_What is needed_:
Each record should reappear exactly in your answer, minus any picture.

Records drawn from a dataset
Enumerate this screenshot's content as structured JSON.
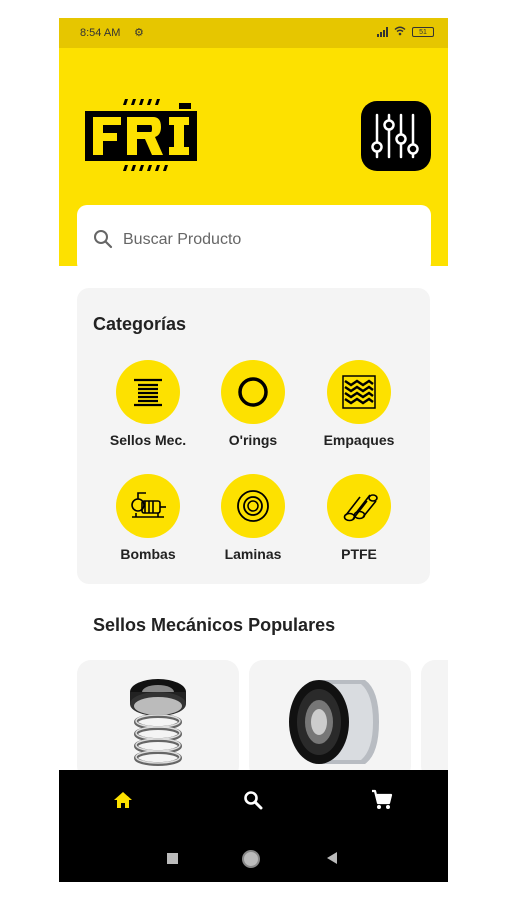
{
  "status_bar": {
    "time": "8:54 AM",
    "battery": "51",
    "icons": [
      "settings-icon",
      "signal-icon",
      "wifi-icon",
      "battery-icon"
    ]
  },
  "header": {
    "logo_text": "FRI",
    "filter_icon": "sliders-icon"
  },
  "search": {
    "placeholder": "Buscar Producto",
    "icon": "search-icon"
  },
  "categories": {
    "title": "Categorías",
    "items": [
      {
        "label": "Sellos Mec.",
        "icon": "lines-icon"
      },
      {
        "label": "O'rings",
        "icon": "ring-icon"
      },
      {
        "label": "Empaques",
        "icon": "weave-icon"
      },
      {
        "label": "Bombas",
        "icon": "pump-icon"
      },
      {
        "label": "Laminas",
        "icon": "washer-icon"
      },
      {
        "label": "PTFE",
        "icon": "tubes-icon"
      }
    ]
  },
  "popular": {
    "title": "Sellos Mecánicos Populares",
    "products": [
      {
        "icon": "spring-seal-image"
      },
      {
        "icon": "cartridge-seal-image"
      }
    ]
  },
  "bottom_nav": {
    "items": [
      {
        "icon": "home-icon",
        "active": true
      },
      {
        "icon": "search-icon",
        "active": false
      },
      {
        "icon": "cart-icon",
        "active": false
      }
    ],
    "active_color": "#fde100"
  },
  "system_nav": [
    "recents-icon",
    "home-circle-icon",
    "back-icon"
  ],
  "colors": {
    "brand_yellow": "#fde100",
    "dark": "#000000",
    "panel": "#f4f4f4"
  }
}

_Output for this task_:
Enumerate this screenshot's content as structured JSON.
{
  "status_bar": {
    "time": "8:54 AM",
    "battery": "51",
    "icons": [
      "settings-icon",
      "signal-icon",
      "wifi-icon",
      "battery-icon"
    ]
  },
  "header": {
    "logo_text": "FRI",
    "filter_icon": "sliders-icon"
  },
  "search": {
    "placeholder": "Buscar Producto",
    "icon": "search-icon"
  },
  "categories": {
    "title": "Categorías",
    "items": [
      {
        "label": "Sellos Mec.",
        "icon": "lines-icon"
      },
      {
        "label": "O'rings",
        "icon": "ring-icon"
      },
      {
        "label": "Empaques",
        "icon": "weave-icon"
      },
      {
        "label": "Bombas",
        "icon": "pump-icon"
      },
      {
        "label": "Laminas",
        "icon": "washer-icon"
      },
      {
        "label": "PTFE",
        "icon": "tubes-icon"
      }
    ]
  },
  "popular": {
    "title": "Sellos Mecánicos Populares",
    "products": [
      {
        "icon": "spring-seal-image"
      },
      {
        "icon": "cartridge-seal-image"
      }
    ]
  },
  "bottom_nav": {
    "items": [
      {
        "icon": "home-icon",
        "active": true
      },
      {
        "icon": "search-icon",
        "active": false
      },
      {
        "icon": "cart-icon",
        "active": false
      }
    ],
    "active_color": "#fde100"
  },
  "system_nav": [
    "recents-icon",
    "home-circle-icon",
    "back-icon"
  ],
  "colors": {
    "brand_yellow": "#fde100",
    "dark": "#000000",
    "panel": "#f4f4f4"
  }
}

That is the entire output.